Ada Lovelace Day Celebrates Women in Science

 

Portrait of Ada Lovelace in 1838 by William Henry Mote (Wikimedia Commons)

 

Today, the 16th of October, is Ada Lovelace Day. You’d be forgiven for not having heard of Ada Lovelace, or of this celebration each October. It’s one of the more unusual dates, but if you’re one of the many (yet still minority of) women in science, this is a day you recognize, and a day that recognizes you.

Lady Ada King, Countess of Lovelace, was born in Britain in 1815, not a time known for women scientists.  Raised in a household of science and mathematics, in 1833 Ada began to work with Charles Babbage (the “father of the computer”), who called Ada affectionately, the “Enchantress of Numbers.” The pair worked on Babbage’s theoretical Analytical Engine, an unrealized precursor to the modern computer, and Ada is recognized as publishing the very first computer programs. It is Ada’s work that inspired Alan Turing, who built the first modern computer in the 1940’s.

Antarctic 2011
I've been lucky enough to work with many amazing female scientists. Here myself (right) and Laura Robinson (left) discuss the day's plan on one of our own research and exploration cruises to the Antarctic (NBP1103). It wasn't until the 1950's that women scientists were able to work in the Antarctic. By Rhian Waller.

 

Ada was a strong lady, who followed her scientific and technological passions, much the scandal at the time. Interests outside the home and ‘society’ were much frowned upon, as well as working with men who were not her husband. Ada has become a symbol for us women in science, to keep going when times are tough, to follow the scientific method, to follow your passion.
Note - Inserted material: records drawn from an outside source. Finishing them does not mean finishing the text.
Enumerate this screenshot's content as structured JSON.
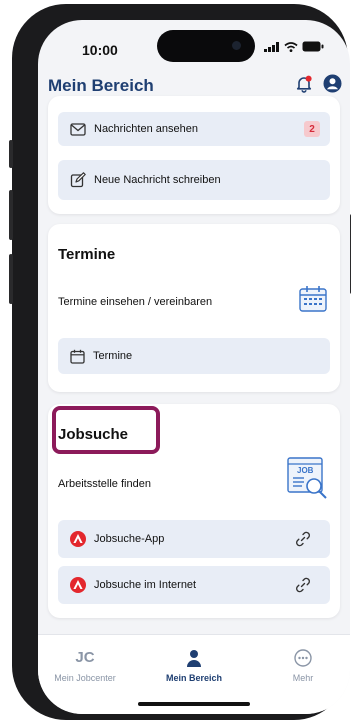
{
  "status_bar": {
    "time": "10:00"
  },
  "header": {
    "title": "Mein Bereich",
    "bell_icon": "bell-icon",
    "account_icon": "account-icon"
  },
  "messages": {
    "view_label": "Nachrichten ansehen",
    "unread_count": "2",
    "compose_label": "Neue Nachricht schreiben"
  },
  "appointments": {
    "title": "Termine",
    "subtitle": "Termine einsehen / vereinbaren",
    "button_label": "Termine"
  },
  "jobsearch": {
    "title": "Jobsuche",
    "subtitle": "Arbeitsstelle finden",
    "illustration_label": "JOB",
    "app_label": "Jobsuche-App",
    "web_label": "Jobsuche im Internet"
  },
  "tabbar": {
    "items": [
      {
        "label": "Mein Jobcenter",
        "logo": "JC"
      },
      {
        "label": "Mein Bereich"
      },
      {
        "label": "Mehr"
      }
    ]
  },
  "colors": {
    "primary": "#1f3f72",
    "highlight": "#8c1a5a",
    "badge_bg": "#f6c9cd",
    "badge_text": "#d42b3b",
    "brand_red": "#e3272d"
  }
}
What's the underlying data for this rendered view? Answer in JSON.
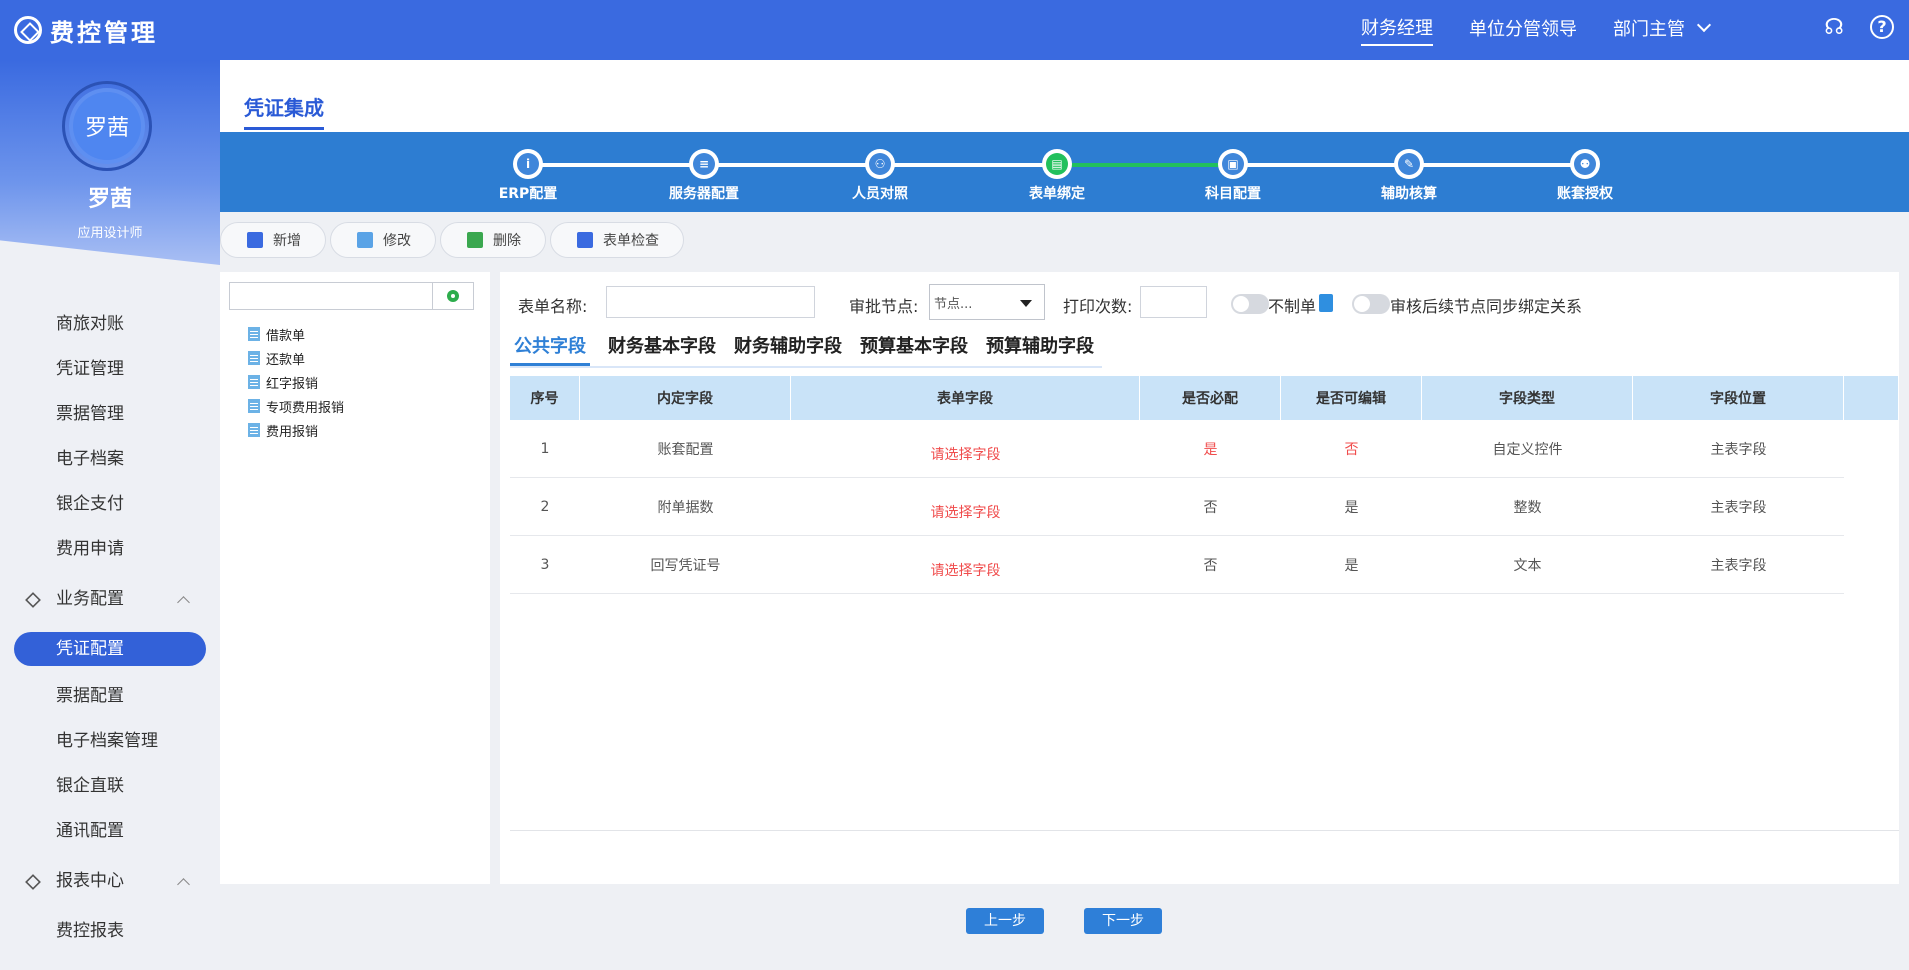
{
  "app": {
    "title": "费控管理"
  },
  "header": {
    "roles": [
      "财务经理",
      "单位分管领导",
      "部门主管"
    ],
    "active_role": "财务经理"
  },
  "profile": {
    "avatar_text": "罗茜",
    "name": "罗茜",
    "title": "应用设计师"
  },
  "sidebar": {
    "items_top": [
      "商旅对账",
      "凭证管理",
      "票据管理",
      "电子档案",
      "银企支付",
      "费用申请"
    ],
    "group1": "业务配置",
    "group1_items": [
      "凭证配置",
      "票据配置",
      "电子档案管理",
      "银企直联",
      "通讯配置"
    ],
    "active_item": "凭证配置",
    "group2": "报表中心",
    "group2_items": [
      "费控报表"
    ]
  },
  "page": {
    "title": "凭证集成"
  },
  "steps": [
    {
      "label": "ERP配置",
      "glyph": "i"
    },
    {
      "label": "服务器配置",
      "glyph": "≡"
    },
    {
      "label": "人员对照",
      "glyph": "⚇"
    },
    {
      "label": "表单绑定",
      "glyph": "▤"
    },
    {
      "label": "科目配置",
      "glyph": "▣"
    },
    {
      "label": "辅助核算",
      "glyph": "✎"
    },
    {
      "label": "账套授权",
      "glyph": "⚉"
    }
  ],
  "active_step": 3,
  "toolbar": {
    "add": "新增",
    "edit": "修改",
    "delete": "删除",
    "check": "表单检查"
  },
  "tree": {
    "search_value": "",
    "items": [
      "借款单",
      "还款单",
      "红字报销",
      "专项费用报销",
      "费用报销"
    ]
  },
  "form": {
    "name_label": "表单名称:",
    "name_value": "",
    "node_label": "审批节点:",
    "node_placeholder": "节点...",
    "print_label": "打印次数:",
    "print_value": "",
    "no_voucher_label": "不制单",
    "sync_label": "审核后续节点同步绑定关系"
  },
  "tabs": [
    "公共字段",
    "财务基本字段",
    "财务辅助字段",
    "预算基本字段",
    "预算辅助字段"
  ],
  "active_tab": "公共字段",
  "table": {
    "headers": [
      "序号",
      "内定字段",
      "表单字段",
      "是否必配",
      "是否可编辑",
      "字段类型",
      "字段位置"
    ],
    "rows": [
      {
        "no": "1",
        "builtin": "账套配置",
        "form_field": "请选择字段",
        "required": "是",
        "editable": "否",
        "type": "自定义控件",
        "position": "主表字段"
      },
      {
        "no": "2",
        "builtin": "附单据数",
        "form_field": "请选择字段",
        "required": "否",
        "editable": "是",
        "type": "整数",
        "position": "主表字段"
      },
      {
        "no": "3",
        "builtin": "回写凭证号",
        "form_field": "请选择字段",
        "required": "否",
        "editable": "是",
        "type": "文本",
        "position": "主表字段"
      }
    ]
  },
  "nav": {
    "prev": "上一步",
    "next": "下一步"
  },
  "colors": {
    "primary": "#3a6ae0",
    "stepper": "#2d7dd2",
    "done": "#22c05c",
    "alert": "#f04c4c"
  }
}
The numbers are changing, there are more women in science today than there have ever been, but we are still a minority. I am lucky to be in the field of marine biology, where there are more women than in most scientific fields, yet most departments in the U.S. see less than 20% women faculty, and even fewer tenured. I am always encouraged by the young and enthusiastic women I see through my laboratory – the undergraduates, the graduate students and the postdocs. There are challenges ahead for them, but if you have the passion and drive, you can do anything.

Here’s to all the women scientists and explorers out there – keep up the good work!

 

 

Human Journey

Dr. Rhian Waller is a professor of Marine Sciences at the Darling Marine Center (University of Maine, USA) and specializes in the ecology of deep-sea and cold-water organisms, particularly corals. Rhian has led or participated in over 40 international research and exploration cruises and expeditions to some of the most remote parts of the planet, and has published over 30 scientific papers and book chapters in her 9 year career. She is passionate about educating the next generation of scientists, and conserving our little known deep-sea and polar ecosystems to be studied and enjoyed in the future.